[Required work] Below is a block of records. Copy every line in it that contains the word "your".

[Data shown]
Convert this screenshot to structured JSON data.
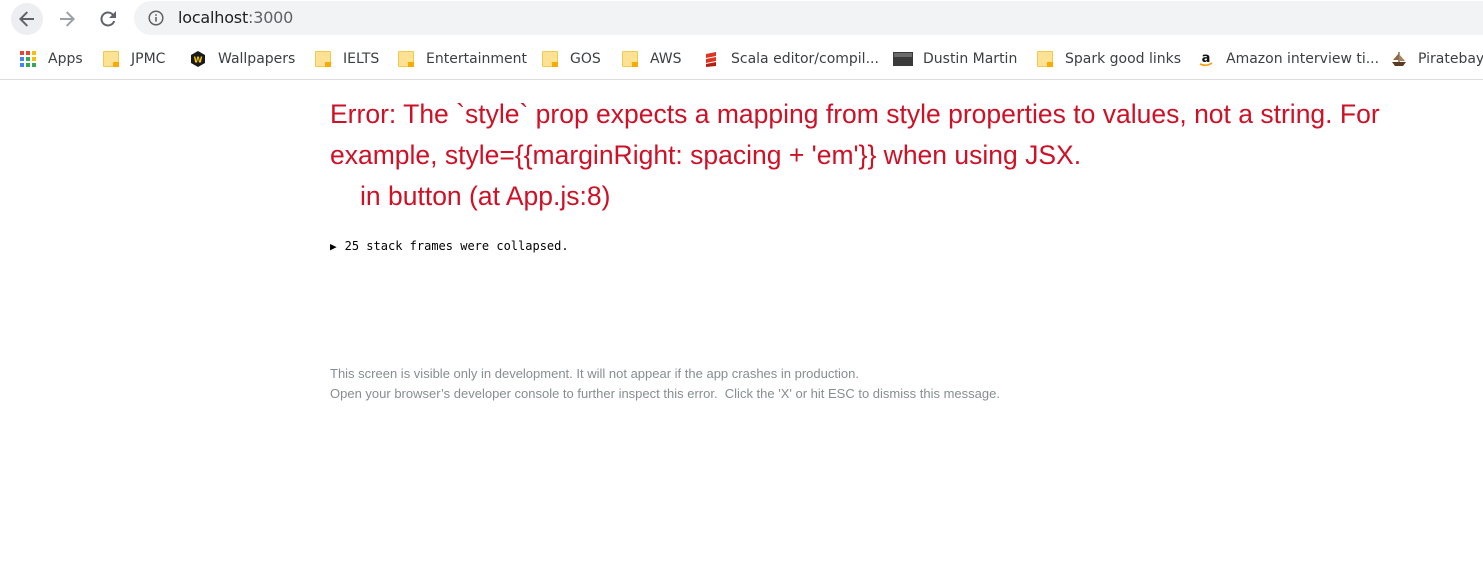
{
  "browser": {
    "url_host": "localhost",
    "url_port": ":3000",
    "bookmarks": [
      {
        "label": "Apps",
        "icon": "apps-grid-icon"
      },
      {
        "label": "JPMC",
        "icon": "folder-icon"
      },
      {
        "label": "Wallpapers",
        "icon": "wallpapers-site-icon"
      },
      {
        "label": "IELTS",
        "icon": "folder-icon"
      },
      {
        "label": "Entertainment",
        "icon": "folder-icon"
      },
      {
        "label": "GOS",
        "icon": "folder-icon"
      },
      {
        "label": "AWS",
        "icon": "folder-icon"
      },
      {
        "label": "Scala editor/compil...",
        "icon": "scala-icon"
      },
      {
        "label": "Dustin Martin",
        "icon": "page-thumbnail-icon"
      },
      {
        "label": "Spark good links",
        "icon": "folder-icon"
      },
      {
        "label": "Amazon interview ti...",
        "icon": "amazon-icon"
      },
      {
        "label": "Piratebay",
        "icon": "piratebay-icon"
      }
    ]
  },
  "error": {
    "message": "Error: The `style` prop expects a mapping from style properties to values, not a string. For example, style={{marginRight: spacing + 'em'}} when using JSX.",
    "location": "in button (at App.js:8)",
    "collapsed_frames": "25 stack frames were collapsed.",
    "footer_line1": "This screen is visible only in development. It will not appear if the app crashes in production.",
    "footer_line2": "Open your browser’s developer console to further inspect this error.  Click the 'X' or hit ESC to dismiss this message."
  },
  "colors": {
    "error_red": "#ce1126",
    "footer_gray": "#878e91",
    "folder_yellow": "#fde293"
  }
}
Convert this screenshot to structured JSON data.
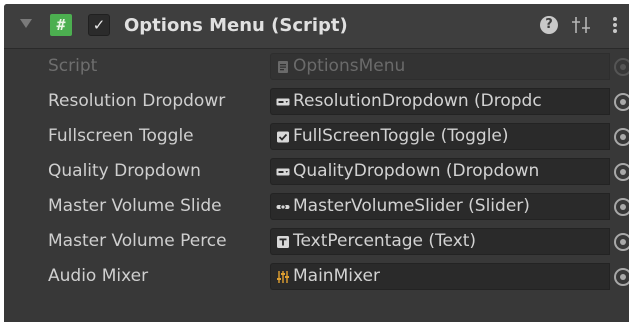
{
  "component": {
    "title": "Options Menu (Script)",
    "script_icon_glyph": "#",
    "enabled_glyph": "✓",
    "help_glyph": "?",
    "icons": {
      "foldout": "foldout-expanded-icon",
      "script": "script-icon",
      "enabled": "checkbox-checked-icon",
      "help": "help-icon",
      "preset": "preset-sliders-icon",
      "menu": "kebab-menu-icon"
    }
  },
  "fields": [
    {
      "label": "Script",
      "value": "OptionsMenu",
      "icon": "script-asset-icon",
      "disabled": true
    },
    {
      "label": "Resolution Dropdowr",
      "value": "ResolutionDropdown (Dropdc",
      "icon": "dropdown-component-icon"
    },
    {
      "label": "Fullscreen Toggle",
      "value": "FullScreenToggle (Toggle)",
      "icon": "toggle-component-icon"
    },
    {
      "label": "Quality Dropdown",
      "value": "QualityDropdown (Dropdown",
      "icon": "dropdown-component-icon"
    },
    {
      "label": "Master Volume Slide",
      "value": "MasterVolumeSlider (Slider)",
      "icon": "slider-component-icon"
    },
    {
      "label": "Master Volume Perce",
      "value": "TextPercentage (Text)",
      "icon": "text-component-icon"
    },
    {
      "label": "Audio Mixer",
      "value": "MainMixer",
      "icon": "audio-mixer-icon"
    }
  ],
  "colors": {
    "panel_bg": "#383838",
    "header_bg": "#3e3e3e",
    "field_bg": "#2a2a2a",
    "script_icon_green": "#4caf50",
    "mixer_icon_orange": "#e0a030",
    "label_text": "#cfcfcf",
    "disabled_text": "#6e6e6e"
  }
}
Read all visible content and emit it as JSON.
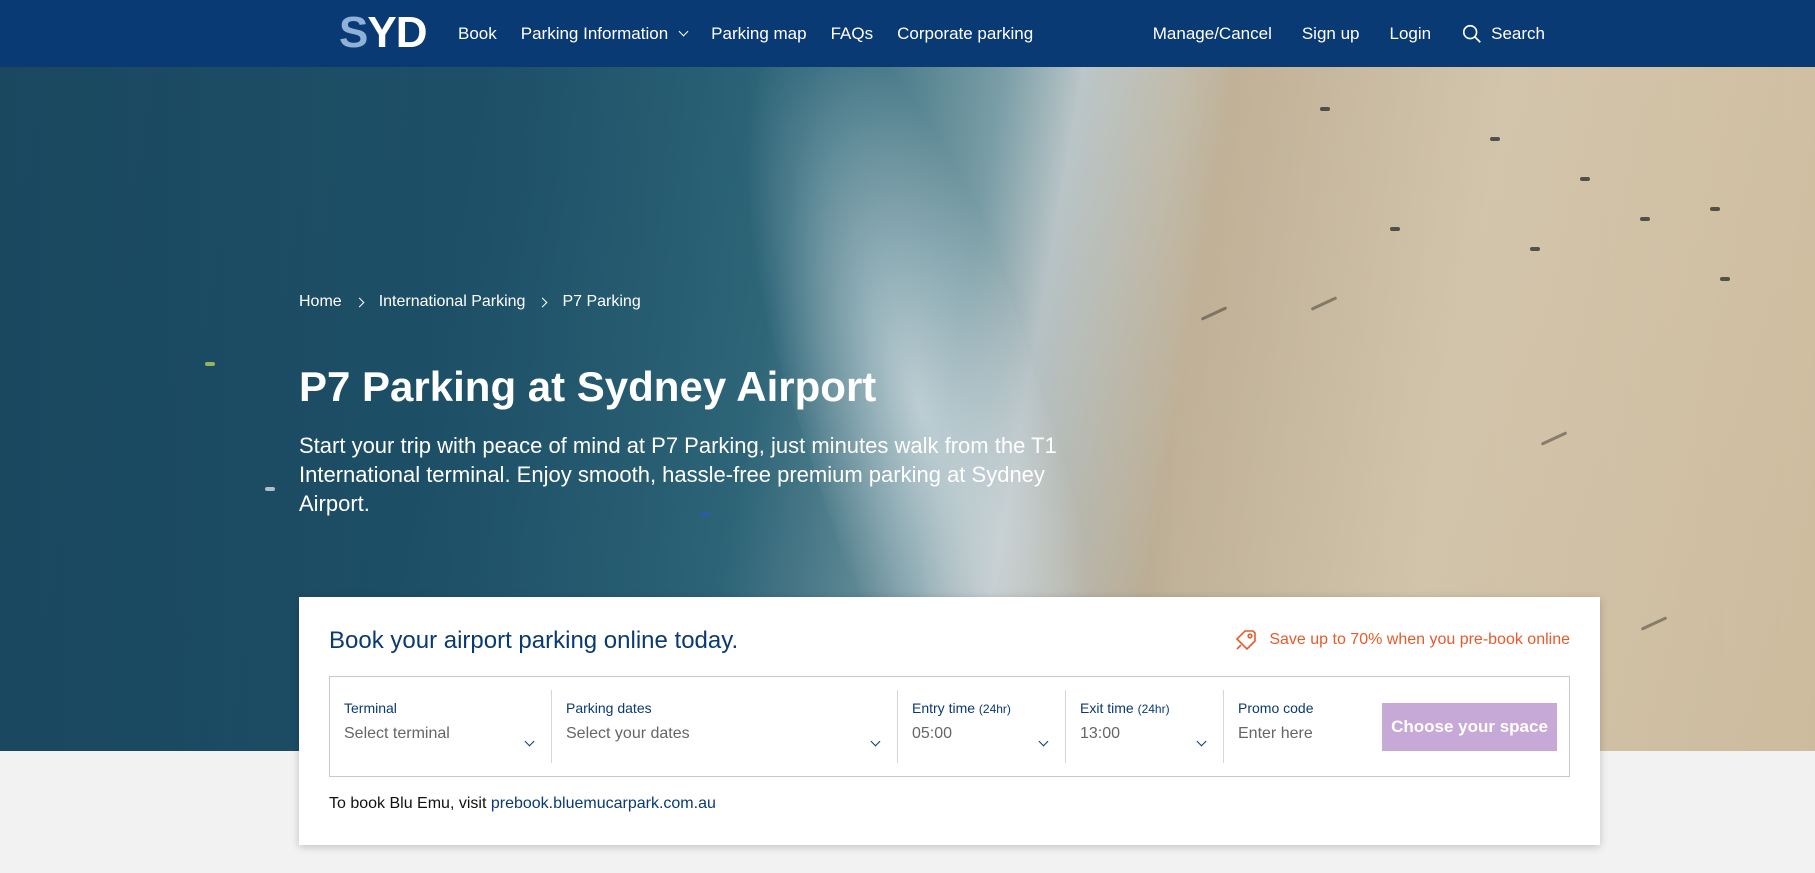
{
  "header": {
    "logo": "SYD",
    "nav_left": [
      {
        "label": "Book"
      },
      {
        "label": "Parking Information"
      },
      {
        "label": "Parking map"
      },
      {
        "label": "FAQs"
      },
      {
        "label": "Corporate parking"
      }
    ],
    "nav_right": [
      {
        "label": "Manage/Cancel"
      },
      {
        "label": "Sign up"
      },
      {
        "label": "Login"
      },
      {
        "label": "Search"
      }
    ]
  },
  "breadcrumb": [
    "Home",
    "International Parking",
    "P7 Parking"
  ],
  "hero": {
    "title": "P7 Parking at Sydney Airport",
    "subtitle": "Start your trip with peace of mind at P7 Parking, just minutes walk from the T1 International terminal. Enjoy smooth, hassle-free premium parking at Sydney Airport."
  },
  "booking": {
    "title": "Book your airport parking online today.",
    "promo_message": "Save up to 70% when you pre-book online",
    "fields": {
      "terminal": {
        "label": "Terminal",
        "value": "Select terminal"
      },
      "dates": {
        "label": "Parking dates",
        "value": "Select your dates"
      },
      "entry": {
        "label": "Entry time",
        "label_small": "(24hr)",
        "value": "05:00"
      },
      "exit": {
        "label": "Exit time",
        "label_small": "(24hr)",
        "value": "13:00"
      },
      "promo": {
        "label": "Promo code",
        "placeholder": "Enter here"
      }
    },
    "cta": "Choose your space",
    "blu_text": "To book Blu Emu, visit",
    "blu_link": "prebook.bluemucarpark.com.au"
  },
  "colors": {
    "navy": "#0a3a73",
    "accent_orange": "#e65a2b",
    "cta_purple": "#c6a9d6"
  }
}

[Result]
    "footer_line2": "Open your browser’s developer console to further inspect this error.  Click the 'X' or hit ESC to dismiss this message."
    "subtitle": "Start your trip with peace of mind at P7 Parking, just minutes walk from the T1 International terminal. Enjoy smooth, hassle-free premium parking at Sydney Airport."
    "title": "Book your airport parking online today.",
        "value": "Select your dates"
    "cta": "Choose your space",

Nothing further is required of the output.